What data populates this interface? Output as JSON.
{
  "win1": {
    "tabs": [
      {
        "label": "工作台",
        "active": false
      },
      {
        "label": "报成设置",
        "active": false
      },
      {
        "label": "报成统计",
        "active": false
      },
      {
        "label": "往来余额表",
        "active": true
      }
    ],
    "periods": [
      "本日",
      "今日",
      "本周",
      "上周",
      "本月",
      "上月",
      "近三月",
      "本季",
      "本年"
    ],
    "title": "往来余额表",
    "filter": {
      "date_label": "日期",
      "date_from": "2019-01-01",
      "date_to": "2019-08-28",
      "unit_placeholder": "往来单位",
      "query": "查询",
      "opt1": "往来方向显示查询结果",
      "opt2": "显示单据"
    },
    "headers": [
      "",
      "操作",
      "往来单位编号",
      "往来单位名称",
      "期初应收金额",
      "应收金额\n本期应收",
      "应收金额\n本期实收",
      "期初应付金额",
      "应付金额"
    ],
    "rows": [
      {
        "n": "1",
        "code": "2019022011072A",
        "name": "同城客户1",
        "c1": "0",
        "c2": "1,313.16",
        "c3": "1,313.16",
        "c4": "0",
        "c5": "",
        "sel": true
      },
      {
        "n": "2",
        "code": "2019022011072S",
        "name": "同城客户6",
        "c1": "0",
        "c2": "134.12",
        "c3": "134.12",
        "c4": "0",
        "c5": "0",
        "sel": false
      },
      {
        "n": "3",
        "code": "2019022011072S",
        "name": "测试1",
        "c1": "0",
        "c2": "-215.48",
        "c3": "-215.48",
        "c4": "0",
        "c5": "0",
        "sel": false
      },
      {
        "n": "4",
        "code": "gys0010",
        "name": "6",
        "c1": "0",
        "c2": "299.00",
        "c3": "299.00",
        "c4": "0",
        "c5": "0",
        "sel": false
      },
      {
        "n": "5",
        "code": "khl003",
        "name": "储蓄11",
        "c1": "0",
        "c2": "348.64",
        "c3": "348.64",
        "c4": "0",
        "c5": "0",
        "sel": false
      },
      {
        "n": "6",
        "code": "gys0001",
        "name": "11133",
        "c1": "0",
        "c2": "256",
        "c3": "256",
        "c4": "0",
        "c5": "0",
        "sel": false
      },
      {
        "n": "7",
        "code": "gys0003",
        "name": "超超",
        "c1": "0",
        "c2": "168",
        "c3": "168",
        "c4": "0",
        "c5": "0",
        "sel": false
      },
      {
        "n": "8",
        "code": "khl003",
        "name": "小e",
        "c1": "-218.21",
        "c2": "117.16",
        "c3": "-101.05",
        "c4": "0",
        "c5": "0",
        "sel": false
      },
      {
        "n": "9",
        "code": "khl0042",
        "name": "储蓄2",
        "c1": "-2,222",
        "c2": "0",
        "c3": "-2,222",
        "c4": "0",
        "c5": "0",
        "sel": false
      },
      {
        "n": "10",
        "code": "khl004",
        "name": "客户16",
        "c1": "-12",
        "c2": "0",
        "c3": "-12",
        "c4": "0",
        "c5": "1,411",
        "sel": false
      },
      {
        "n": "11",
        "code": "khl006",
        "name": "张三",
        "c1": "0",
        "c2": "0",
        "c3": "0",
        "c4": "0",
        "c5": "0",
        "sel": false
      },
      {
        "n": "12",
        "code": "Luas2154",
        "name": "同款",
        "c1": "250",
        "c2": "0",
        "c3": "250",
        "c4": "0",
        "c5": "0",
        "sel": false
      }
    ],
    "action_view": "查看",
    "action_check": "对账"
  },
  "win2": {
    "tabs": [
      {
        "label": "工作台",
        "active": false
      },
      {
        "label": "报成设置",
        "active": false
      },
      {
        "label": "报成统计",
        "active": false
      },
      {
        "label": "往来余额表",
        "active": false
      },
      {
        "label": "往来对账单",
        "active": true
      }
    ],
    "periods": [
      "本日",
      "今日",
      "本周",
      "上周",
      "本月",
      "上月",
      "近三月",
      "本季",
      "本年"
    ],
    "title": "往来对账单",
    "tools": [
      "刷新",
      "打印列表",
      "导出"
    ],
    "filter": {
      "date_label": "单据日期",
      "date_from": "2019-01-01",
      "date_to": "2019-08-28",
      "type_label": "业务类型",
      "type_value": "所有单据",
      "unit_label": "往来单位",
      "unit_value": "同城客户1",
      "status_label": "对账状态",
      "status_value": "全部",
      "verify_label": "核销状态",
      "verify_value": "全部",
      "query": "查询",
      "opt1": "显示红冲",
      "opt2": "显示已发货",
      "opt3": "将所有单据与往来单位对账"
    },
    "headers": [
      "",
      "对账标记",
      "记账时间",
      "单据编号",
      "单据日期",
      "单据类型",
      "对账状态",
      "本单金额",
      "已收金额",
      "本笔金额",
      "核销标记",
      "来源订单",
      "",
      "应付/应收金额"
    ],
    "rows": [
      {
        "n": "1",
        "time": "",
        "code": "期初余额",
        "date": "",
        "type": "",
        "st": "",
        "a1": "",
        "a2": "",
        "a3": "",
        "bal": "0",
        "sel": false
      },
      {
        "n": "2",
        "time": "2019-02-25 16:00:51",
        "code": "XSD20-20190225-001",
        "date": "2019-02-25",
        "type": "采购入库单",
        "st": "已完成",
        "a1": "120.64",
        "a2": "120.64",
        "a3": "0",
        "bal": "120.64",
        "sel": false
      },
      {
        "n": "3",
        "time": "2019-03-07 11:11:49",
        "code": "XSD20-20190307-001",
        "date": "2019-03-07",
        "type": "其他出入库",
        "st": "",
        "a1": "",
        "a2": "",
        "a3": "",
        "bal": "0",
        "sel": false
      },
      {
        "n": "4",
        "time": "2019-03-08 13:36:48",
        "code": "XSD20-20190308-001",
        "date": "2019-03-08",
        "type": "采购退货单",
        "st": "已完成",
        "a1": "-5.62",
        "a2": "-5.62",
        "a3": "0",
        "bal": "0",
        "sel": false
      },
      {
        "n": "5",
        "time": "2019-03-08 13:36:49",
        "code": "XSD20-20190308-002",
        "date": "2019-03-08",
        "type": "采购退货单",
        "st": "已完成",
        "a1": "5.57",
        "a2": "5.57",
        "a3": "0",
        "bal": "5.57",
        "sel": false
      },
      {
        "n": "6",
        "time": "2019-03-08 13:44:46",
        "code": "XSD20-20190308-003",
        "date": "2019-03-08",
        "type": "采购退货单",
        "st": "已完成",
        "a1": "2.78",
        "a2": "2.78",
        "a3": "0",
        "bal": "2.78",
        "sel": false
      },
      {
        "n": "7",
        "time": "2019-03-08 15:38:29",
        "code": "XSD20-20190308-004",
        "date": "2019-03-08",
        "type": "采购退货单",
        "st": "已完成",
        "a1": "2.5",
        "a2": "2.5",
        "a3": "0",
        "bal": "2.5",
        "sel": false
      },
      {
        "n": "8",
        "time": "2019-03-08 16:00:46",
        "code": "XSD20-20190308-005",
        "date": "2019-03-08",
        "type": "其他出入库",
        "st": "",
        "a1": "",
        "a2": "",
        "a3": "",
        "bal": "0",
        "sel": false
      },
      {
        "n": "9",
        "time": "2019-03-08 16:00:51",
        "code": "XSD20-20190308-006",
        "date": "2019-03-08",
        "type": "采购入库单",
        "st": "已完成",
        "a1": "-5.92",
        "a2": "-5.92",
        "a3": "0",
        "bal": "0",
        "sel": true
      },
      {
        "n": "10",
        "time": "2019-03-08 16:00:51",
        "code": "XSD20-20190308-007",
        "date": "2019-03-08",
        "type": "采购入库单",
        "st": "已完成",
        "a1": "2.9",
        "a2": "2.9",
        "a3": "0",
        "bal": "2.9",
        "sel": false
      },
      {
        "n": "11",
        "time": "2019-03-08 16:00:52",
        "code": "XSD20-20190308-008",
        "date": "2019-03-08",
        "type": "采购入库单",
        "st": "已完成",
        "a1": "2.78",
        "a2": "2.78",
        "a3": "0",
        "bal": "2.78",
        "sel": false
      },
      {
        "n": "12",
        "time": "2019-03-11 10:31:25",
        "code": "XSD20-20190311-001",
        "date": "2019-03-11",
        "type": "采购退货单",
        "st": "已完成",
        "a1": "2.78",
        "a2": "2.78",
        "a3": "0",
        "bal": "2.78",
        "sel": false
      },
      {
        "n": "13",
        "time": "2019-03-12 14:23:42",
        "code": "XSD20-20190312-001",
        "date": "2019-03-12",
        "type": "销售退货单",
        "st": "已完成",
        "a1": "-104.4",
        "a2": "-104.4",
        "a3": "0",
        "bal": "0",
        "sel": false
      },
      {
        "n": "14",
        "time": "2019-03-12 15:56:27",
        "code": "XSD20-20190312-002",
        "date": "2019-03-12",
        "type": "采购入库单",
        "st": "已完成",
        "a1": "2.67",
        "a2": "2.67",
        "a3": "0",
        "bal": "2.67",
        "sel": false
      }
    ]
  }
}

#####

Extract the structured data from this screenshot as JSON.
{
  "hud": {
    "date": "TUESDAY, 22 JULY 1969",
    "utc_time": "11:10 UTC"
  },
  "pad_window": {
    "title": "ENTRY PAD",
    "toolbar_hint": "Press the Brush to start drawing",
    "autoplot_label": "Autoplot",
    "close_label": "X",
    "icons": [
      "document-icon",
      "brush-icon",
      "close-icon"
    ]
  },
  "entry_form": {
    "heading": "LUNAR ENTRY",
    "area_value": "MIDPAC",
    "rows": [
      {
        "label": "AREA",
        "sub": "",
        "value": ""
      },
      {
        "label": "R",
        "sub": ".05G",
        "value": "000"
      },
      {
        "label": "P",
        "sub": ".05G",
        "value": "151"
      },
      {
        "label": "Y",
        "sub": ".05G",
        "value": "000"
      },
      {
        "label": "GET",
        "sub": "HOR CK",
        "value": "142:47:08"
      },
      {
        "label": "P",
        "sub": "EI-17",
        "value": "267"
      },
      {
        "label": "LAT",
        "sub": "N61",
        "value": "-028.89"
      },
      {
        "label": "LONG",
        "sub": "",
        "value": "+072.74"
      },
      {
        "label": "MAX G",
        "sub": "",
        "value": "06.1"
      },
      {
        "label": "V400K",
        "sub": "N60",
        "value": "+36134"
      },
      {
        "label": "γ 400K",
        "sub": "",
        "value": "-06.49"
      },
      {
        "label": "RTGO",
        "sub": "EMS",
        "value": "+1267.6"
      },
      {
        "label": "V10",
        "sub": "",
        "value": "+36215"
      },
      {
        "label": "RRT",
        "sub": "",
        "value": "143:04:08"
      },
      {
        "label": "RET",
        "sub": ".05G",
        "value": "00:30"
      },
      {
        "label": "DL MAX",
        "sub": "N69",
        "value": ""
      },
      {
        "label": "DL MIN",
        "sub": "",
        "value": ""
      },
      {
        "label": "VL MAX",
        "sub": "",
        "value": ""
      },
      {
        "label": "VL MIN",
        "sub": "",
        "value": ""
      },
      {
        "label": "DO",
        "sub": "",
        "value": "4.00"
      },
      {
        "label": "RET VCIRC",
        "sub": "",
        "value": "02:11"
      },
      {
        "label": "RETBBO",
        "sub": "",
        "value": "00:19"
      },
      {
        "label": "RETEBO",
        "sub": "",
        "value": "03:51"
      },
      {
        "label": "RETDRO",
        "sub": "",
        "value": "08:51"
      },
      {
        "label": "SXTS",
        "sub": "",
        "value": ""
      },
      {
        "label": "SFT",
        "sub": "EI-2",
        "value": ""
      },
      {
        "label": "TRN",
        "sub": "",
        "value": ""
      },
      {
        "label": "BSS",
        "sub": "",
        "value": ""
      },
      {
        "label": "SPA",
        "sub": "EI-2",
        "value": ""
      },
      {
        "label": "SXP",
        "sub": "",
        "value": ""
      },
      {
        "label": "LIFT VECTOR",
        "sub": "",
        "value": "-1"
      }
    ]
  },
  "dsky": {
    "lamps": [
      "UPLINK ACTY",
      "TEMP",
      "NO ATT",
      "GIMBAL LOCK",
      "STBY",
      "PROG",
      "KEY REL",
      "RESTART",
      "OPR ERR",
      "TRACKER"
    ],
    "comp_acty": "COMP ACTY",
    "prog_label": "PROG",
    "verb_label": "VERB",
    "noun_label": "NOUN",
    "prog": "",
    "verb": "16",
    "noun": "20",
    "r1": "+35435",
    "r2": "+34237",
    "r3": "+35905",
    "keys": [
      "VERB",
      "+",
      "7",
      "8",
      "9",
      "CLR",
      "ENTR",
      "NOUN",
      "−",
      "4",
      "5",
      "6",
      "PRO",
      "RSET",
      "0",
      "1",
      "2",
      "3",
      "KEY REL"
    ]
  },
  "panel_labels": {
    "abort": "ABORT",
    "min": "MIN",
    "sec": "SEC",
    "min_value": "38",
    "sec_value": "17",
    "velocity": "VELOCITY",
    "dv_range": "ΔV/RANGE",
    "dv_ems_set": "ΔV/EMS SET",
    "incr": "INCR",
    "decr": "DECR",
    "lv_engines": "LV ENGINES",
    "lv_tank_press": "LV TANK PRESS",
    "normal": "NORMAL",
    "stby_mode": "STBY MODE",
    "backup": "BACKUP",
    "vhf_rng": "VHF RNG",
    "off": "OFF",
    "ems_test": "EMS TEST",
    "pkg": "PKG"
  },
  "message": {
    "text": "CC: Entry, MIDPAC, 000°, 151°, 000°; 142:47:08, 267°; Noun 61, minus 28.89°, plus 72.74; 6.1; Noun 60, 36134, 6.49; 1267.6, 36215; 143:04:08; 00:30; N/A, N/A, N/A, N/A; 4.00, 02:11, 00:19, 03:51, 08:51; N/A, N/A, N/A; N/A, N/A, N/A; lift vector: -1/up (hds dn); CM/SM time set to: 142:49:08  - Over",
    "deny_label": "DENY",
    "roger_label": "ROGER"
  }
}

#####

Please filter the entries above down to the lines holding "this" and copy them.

What data populates this interface? Output as JSON.
Extract the structured data from this screenshot as JSON.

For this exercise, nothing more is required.